PROBLEM DETAILS: Only the text should be kept: print every entry below exactly and leave each image out.

———

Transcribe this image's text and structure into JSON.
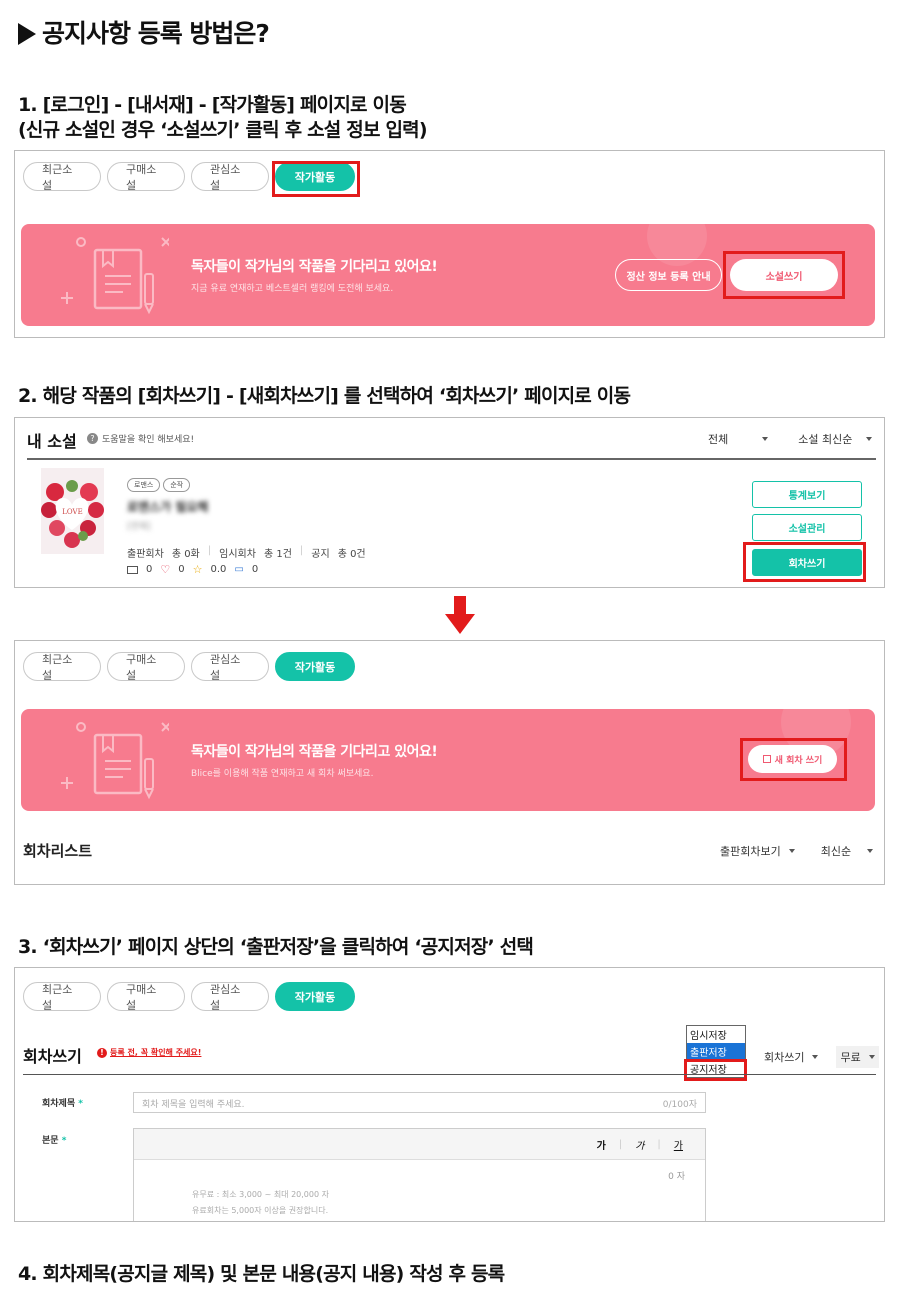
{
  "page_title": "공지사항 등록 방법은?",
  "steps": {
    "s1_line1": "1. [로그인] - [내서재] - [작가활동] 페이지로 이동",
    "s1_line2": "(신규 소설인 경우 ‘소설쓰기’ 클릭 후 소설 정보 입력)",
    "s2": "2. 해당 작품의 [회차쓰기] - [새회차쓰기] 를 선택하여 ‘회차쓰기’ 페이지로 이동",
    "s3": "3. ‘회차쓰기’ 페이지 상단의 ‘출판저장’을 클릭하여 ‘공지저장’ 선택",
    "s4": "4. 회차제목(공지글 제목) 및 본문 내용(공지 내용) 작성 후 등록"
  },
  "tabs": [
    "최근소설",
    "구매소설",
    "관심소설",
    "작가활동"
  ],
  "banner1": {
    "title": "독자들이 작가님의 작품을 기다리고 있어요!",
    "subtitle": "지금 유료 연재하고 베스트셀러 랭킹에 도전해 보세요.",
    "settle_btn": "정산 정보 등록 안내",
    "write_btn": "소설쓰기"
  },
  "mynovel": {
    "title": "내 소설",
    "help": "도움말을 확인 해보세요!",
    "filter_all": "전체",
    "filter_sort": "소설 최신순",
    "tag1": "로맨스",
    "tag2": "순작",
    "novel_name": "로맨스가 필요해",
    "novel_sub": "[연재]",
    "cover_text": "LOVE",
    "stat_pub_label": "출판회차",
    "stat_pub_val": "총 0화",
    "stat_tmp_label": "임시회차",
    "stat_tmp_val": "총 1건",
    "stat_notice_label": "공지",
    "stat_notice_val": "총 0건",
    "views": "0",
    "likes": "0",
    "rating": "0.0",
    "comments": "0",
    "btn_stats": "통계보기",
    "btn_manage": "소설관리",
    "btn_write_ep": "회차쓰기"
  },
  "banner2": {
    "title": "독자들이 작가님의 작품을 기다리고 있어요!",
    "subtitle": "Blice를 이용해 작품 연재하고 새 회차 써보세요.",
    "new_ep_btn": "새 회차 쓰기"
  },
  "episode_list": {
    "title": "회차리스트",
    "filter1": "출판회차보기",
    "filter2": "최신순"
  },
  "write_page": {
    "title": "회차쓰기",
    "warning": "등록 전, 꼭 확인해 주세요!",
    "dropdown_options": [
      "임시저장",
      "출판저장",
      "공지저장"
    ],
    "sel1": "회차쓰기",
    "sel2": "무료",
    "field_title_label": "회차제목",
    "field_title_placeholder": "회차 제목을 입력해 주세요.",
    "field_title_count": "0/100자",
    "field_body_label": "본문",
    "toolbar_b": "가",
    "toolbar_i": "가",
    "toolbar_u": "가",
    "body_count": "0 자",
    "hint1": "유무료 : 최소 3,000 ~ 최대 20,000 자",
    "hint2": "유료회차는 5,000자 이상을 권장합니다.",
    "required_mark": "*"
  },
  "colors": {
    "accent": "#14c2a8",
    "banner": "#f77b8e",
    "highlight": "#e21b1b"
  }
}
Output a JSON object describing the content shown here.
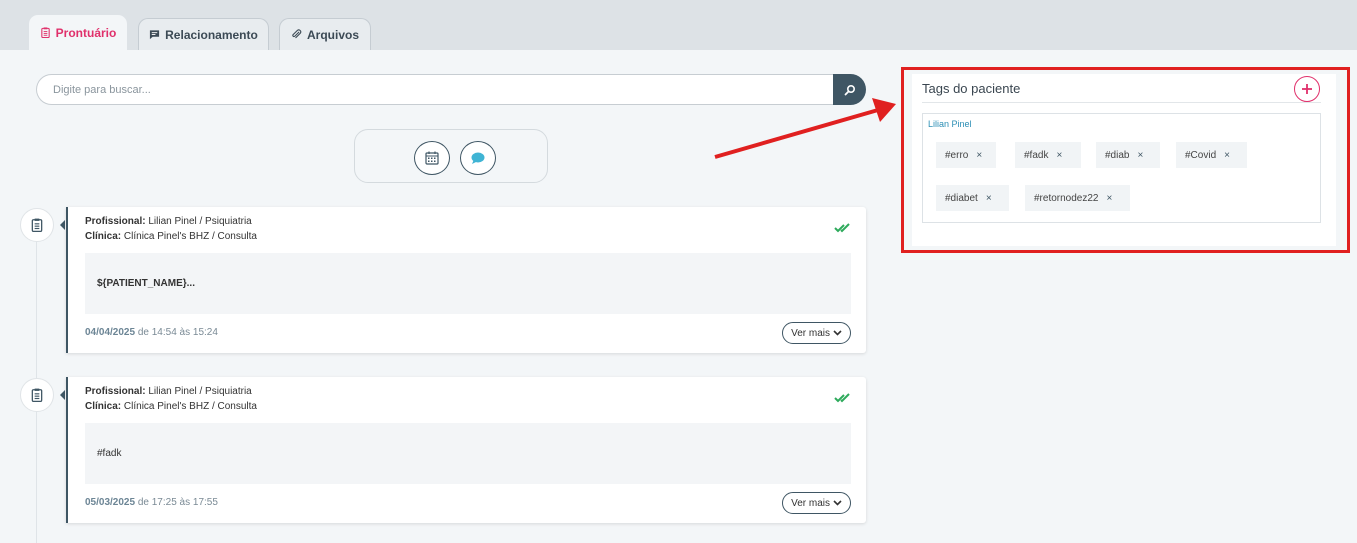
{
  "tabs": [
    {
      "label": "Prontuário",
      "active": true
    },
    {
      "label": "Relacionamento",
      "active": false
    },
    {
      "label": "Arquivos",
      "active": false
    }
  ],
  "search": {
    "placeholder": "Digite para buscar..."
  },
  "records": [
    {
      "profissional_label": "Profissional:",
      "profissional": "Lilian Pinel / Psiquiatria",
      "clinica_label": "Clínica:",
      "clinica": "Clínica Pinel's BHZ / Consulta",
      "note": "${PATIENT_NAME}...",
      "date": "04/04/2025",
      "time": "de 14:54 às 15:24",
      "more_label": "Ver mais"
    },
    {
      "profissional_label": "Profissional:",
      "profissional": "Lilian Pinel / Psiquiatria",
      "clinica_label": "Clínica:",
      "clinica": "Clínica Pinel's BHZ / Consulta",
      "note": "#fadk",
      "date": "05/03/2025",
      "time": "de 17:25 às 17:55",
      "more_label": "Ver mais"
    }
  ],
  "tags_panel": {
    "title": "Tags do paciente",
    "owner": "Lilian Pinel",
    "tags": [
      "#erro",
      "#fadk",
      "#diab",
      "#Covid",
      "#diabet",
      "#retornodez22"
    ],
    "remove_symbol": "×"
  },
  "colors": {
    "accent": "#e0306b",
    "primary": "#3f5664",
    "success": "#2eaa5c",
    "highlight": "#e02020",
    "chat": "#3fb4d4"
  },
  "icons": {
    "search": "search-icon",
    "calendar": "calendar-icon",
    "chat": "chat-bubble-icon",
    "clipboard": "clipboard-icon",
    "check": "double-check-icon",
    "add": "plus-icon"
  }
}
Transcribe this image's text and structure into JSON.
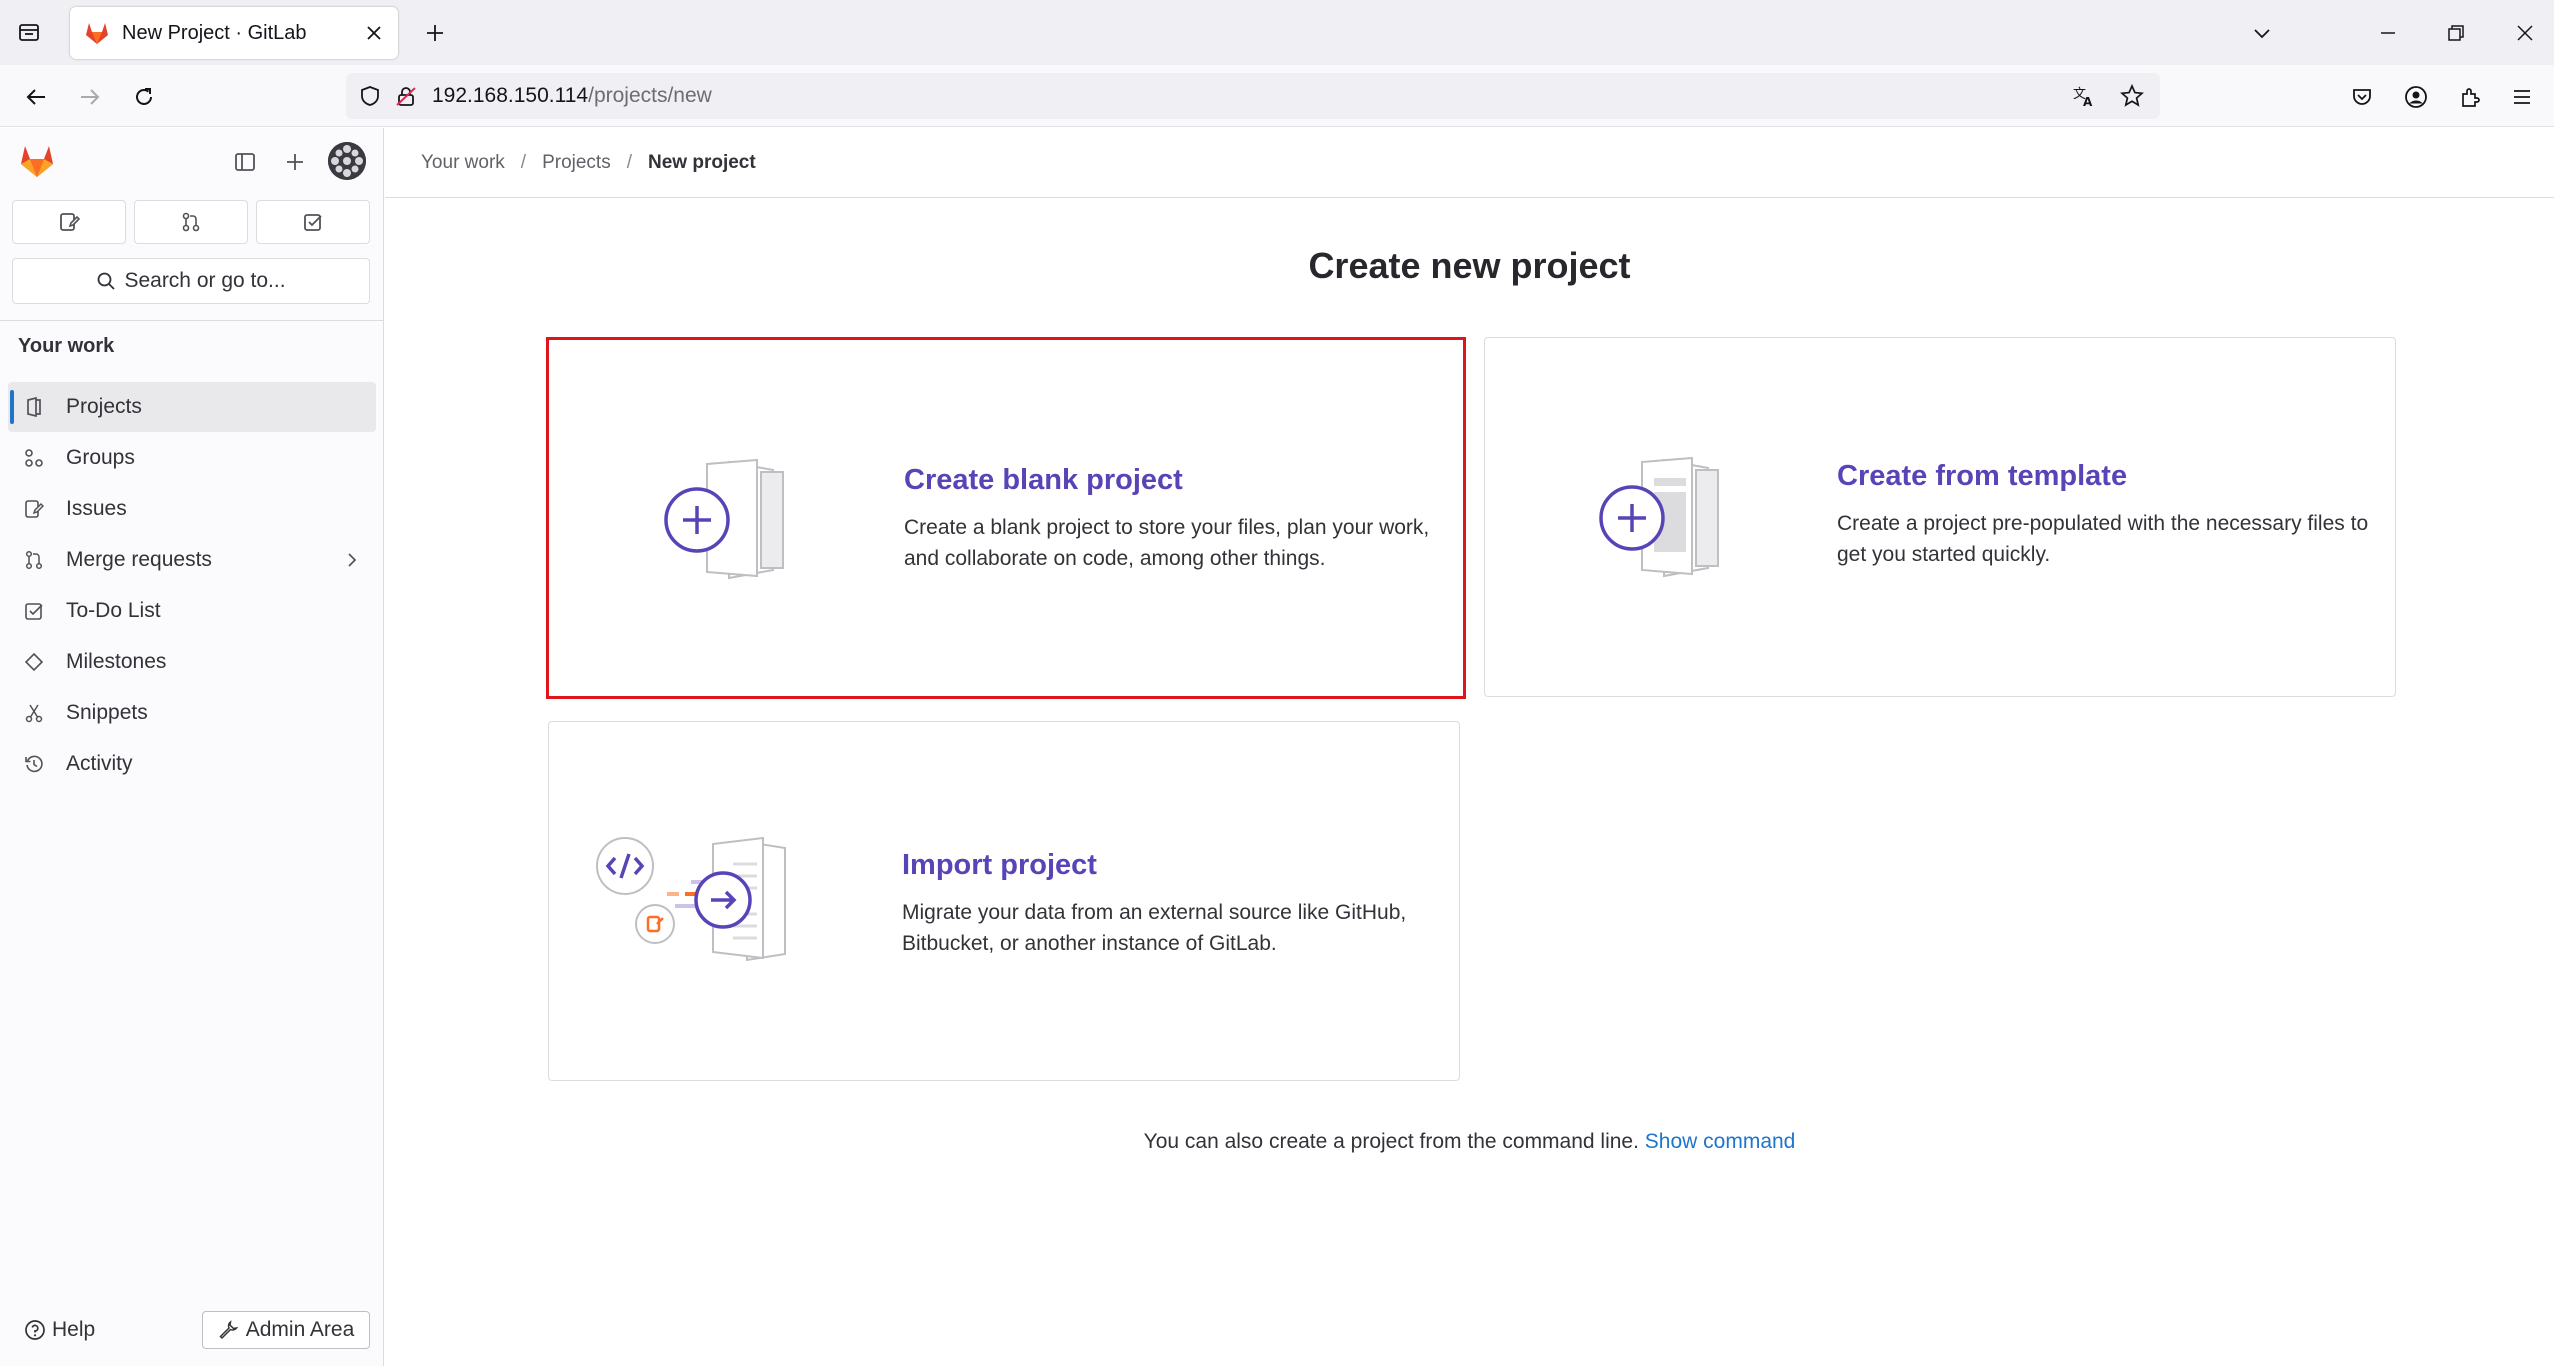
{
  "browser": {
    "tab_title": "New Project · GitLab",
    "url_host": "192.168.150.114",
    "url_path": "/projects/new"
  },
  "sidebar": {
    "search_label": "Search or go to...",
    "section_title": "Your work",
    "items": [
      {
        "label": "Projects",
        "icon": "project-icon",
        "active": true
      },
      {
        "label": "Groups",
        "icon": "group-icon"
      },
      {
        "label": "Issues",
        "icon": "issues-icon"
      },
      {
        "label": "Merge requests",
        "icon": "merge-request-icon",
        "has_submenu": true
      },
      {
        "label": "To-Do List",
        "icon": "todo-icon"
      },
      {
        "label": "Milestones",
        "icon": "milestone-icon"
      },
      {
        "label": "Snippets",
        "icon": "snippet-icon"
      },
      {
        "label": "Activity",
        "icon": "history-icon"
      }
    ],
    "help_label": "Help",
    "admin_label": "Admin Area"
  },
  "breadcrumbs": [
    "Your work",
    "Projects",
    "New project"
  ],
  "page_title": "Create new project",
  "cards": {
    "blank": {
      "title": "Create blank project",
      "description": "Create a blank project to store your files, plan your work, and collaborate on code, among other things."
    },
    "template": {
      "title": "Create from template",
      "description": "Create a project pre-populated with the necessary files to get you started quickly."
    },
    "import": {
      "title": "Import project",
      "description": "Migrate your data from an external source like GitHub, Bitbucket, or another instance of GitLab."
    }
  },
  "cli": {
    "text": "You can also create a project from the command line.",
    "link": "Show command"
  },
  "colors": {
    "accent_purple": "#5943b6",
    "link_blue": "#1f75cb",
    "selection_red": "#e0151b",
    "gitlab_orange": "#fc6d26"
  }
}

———

RESPONSE TO THIS EXERCISE:
Transcribe this image's text and structure into JSON.
{
  "page_title": "공지사항 등록 방법은?",
  "steps": {
    "s1_line1": "1. [로그인] - [내서재] - [작가활동] 페이지로 이동",
    "s1_line2": "(신규 소설인 경우 ‘소설쓰기’ 클릭 후 소설 정보 입력)",
    "s2": "2. 해당 작품의 [회차쓰기] - [새회차쓰기] 를 선택하여 ‘회차쓰기’ 페이지로 이동",
    "s3": "3. ‘회차쓰기’ 페이지 상단의 ‘출판저장’을 클릭하여 ‘공지저장’ 선택",
    "s4": "4. 회차제목(공지글 제목) 및 본문 내용(공지 내용) 작성 후 등록"
  },
  "tabs": [
    "최근소설",
    "구매소설",
    "관심소설",
    "작가활동"
  ],
  "banner1": {
    "title": "독자들이 작가님의 작품을 기다리고 있어요!",
    "subtitle": "지금 유료 연재하고 베스트셀러 랭킹에 도전해 보세요.",
    "settle_btn": "정산 정보 등록 안내",
    "write_btn": "소설쓰기"
  },
  "mynovel": {
    "title": "내 소설",
    "help": "도움말을 확인 해보세요!",
    "filter_all": "전체",
    "filter_sort": "소설 최신순",
    "tag1": "로맨스",
    "tag2": "순작",
    "novel_name": "로맨스가 필요해",
    "novel_sub": "[연재]",
    "cover_text": "LOVE",
    "stat_pub_label": "출판회차",
    "stat_pub_val": "총 0화",
    "stat_tmp_label": "임시회차",
    "stat_tmp_val": "총 1건",
    "stat_notice_label": "공지",
    "stat_notice_val": "총 0건",
    "views": "0",
    "likes": "0",
    "rating": "0.0",
    "comments": "0",
    "btn_stats": "통계보기",
    "btn_manage": "소설관리",
    "btn_write_ep": "회차쓰기"
  },
  "banner2": {
    "title": "독자들이 작가님의 작품을 기다리고 있어요!",
    "subtitle": "Blice를 이용해 작품 연재하고 새 회차 써보세요.",
    "new_ep_btn": "새 회차 쓰기"
  },
  "episode_list": {
    "title": "회차리스트",
    "filter1": "출판회차보기",
    "filter2": "최신순"
  },
  "write_page": {
    "title": "회차쓰기",
    "warning": "등록 전, 꼭 확인해 주세요!",
    "dropdown_options": [
      "임시저장",
      "출판저장",
      "공지저장"
    ],
    "sel1": "회차쓰기",
    "sel2": "무료",
    "field_title_label": "회차제목",
    "field_title_placeholder": "회차 제목을 입력해 주세요.",
    "field_title_count": "0/100자",
    "field_body_label": "본문",
    "toolbar_b": "가",
    "toolbar_i": "가",
    "toolbar_u": "가",
    "body_count": "0 자",
    "hint1": "유무료 : 최소 3,000 ~ 최대 20,000 자",
    "hint2": "유료회차는 5,000자 이상을 권장합니다.",
    "required_mark": "*"
  },
  "colors": {
    "accent": "#14c2a8",
    "banner": "#f77b8e",
    "highlight": "#e21b1b"
  }
}
Output a JSON object describing the content shown here.
{
  "tabs": [
    {
      "label": "Prontuário",
      "active": true
    },
    {
      "label": "Relacionamento",
      "active": false
    },
    {
      "label": "Arquivos",
      "active": false
    }
  ],
  "search": {
    "placeholder": "Digite para buscar..."
  },
  "records": [
    {
      "profissional_label": "Profissional:",
      "profissional": "Lilian Pinel / Psiquiatria",
      "clinica_label": "Clínica:",
      "clinica": "Clínica Pinel's BHZ / Consulta",
      "note": "${PATIENT_NAME}...",
      "date": "04/04/2025",
      "time": "de 14:54 às 15:24",
      "more_label": "Ver mais"
    },
    {
      "profissional_label": "Profissional:",
      "profissional": "Lilian Pinel / Psiquiatria",
      "clinica_label": "Clínica:",
      "clinica": "Clínica Pinel's BHZ / Consulta",
      "note": "#fadk",
      "date": "05/03/2025",
      "time": "de 17:25 às 17:55",
      "more_label": "Ver mais"
    }
  ],
  "tags_panel": {
    "title": "Tags do paciente",
    "owner": "Lilian Pinel",
    "tags": [
      "#erro",
      "#fadk",
      "#diab",
      "#Covid",
      "#diabet",
      "#retornodez22"
    ],
    "remove_symbol": "×"
  },
  "colors": {
    "accent": "#e0306b",
    "primary": "#3f5664",
    "success": "#2eaa5c",
    "highlight": "#e02020",
    "chat": "#3fb4d4"
  },
  "icons": {
    "search": "search-icon",
    "calendar": "calendar-icon",
    "chat": "chat-bubble-icon",
    "clipboard": "clipboard-icon",
    "check": "double-check-icon",
    "add": "plus-icon"
  }
}
Transcribe this image's text and structure into JSON.
{
  "browser": {
    "tab_title": "New Project · GitLab",
    "url_host": "192.168.150.114",
    "url_path": "/projects/new"
  },
  "sidebar": {
    "search_label": "Search or go to...",
    "section_title": "Your work",
    "items": [
      {
        "label": "Projects",
        "icon": "project-icon",
        "active": true
      },
      {
        "label": "Groups",
        "icon": "group-icon"
      },
      {
        "label": "Issues",
        "icon": "issues-icon"
      },
      {
        "label": "Merge requests",
        "icon": "merge-request-icon",
        "has_submenu": true
      },
      {
        "label": "To-Do List",
        "icon": "todo-icon"
      },
      {
        "label": "Milestones",
        "icon": "milestone-icon"
      },
      {
        "label": "Snippets",
        "icon": "snippet-icon"
      },
      {
        "label": "Activity",
        "icon": "history-icon"
      }
    ],
    "help_label": "Help",
    "admin_label": "Admin Area"
  },
  "breadcrumbs": [
    "Your work",
    "Projects",
    "New project"
  ],
  "page_title": "Create new project",
  "cards": {
    "blank": {
      "title": "Create blank project",
      "description": "Create a blank project to store your files, plan your work, and collaborate on code, among other things."
    },
    "template": {
      "title": "Create from template",
      "description": "Create a project pre-populated with the necessary files to get you started quickly."
    },
    "import": {
      "title": "Import project",
      "description": "Migrate your data from an external source like GitHub, Bitbucket, or another instance of GitLab."
    }
  },
  "cli": {
    "text": "You can also create a project from the command line.",
    "link": "Show command"
  },
  "colors": {
    "accent_purple": "#5943b6",
    "link_blue": "#1f75cb",
    "selection_red": "#e0151b",
    "gitlab_orange": "#fc6d26"
  }
}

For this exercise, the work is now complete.